Data for review -

◇ ◇ ◇

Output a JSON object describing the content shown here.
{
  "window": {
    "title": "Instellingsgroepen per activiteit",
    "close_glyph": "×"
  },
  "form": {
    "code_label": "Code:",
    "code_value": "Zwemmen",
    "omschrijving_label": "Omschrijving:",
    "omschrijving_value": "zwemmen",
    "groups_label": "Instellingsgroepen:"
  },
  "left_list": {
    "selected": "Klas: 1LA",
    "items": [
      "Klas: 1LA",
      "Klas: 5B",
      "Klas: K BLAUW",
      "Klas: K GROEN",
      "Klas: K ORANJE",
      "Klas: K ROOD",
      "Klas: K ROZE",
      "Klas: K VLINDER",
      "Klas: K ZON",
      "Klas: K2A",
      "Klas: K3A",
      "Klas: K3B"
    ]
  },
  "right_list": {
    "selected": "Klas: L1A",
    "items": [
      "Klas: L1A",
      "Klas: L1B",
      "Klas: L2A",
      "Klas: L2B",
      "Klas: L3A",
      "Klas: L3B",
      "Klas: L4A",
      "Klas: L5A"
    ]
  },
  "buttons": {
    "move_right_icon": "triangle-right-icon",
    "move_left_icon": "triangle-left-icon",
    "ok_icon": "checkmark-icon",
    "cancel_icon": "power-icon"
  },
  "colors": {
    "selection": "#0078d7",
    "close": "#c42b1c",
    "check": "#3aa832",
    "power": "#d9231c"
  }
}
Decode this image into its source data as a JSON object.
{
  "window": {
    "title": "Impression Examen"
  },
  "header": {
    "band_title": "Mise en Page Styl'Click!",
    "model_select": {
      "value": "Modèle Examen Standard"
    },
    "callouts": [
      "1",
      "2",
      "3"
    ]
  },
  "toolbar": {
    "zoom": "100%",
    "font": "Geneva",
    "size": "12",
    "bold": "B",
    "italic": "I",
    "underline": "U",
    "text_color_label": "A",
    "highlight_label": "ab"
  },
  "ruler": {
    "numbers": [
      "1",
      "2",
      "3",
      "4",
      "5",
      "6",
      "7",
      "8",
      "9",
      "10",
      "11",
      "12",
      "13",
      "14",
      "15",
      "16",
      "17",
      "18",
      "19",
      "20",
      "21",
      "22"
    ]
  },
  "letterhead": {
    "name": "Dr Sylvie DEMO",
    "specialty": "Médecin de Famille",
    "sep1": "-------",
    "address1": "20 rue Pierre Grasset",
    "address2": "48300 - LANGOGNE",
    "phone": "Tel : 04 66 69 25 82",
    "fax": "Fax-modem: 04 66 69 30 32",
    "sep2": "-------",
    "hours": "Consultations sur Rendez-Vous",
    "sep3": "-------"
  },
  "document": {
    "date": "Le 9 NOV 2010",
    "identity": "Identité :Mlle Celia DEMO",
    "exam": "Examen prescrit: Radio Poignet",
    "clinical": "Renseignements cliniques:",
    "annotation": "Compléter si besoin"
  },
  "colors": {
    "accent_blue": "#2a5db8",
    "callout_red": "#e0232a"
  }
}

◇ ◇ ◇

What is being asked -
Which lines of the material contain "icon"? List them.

Answer area -
    "move_right_icon": "triangle-right-icon",
    "move_left_icon": "triangle-left-icon",
    "ok_icon": "checkmark-icon",
    "cancel_icon": "power-icon"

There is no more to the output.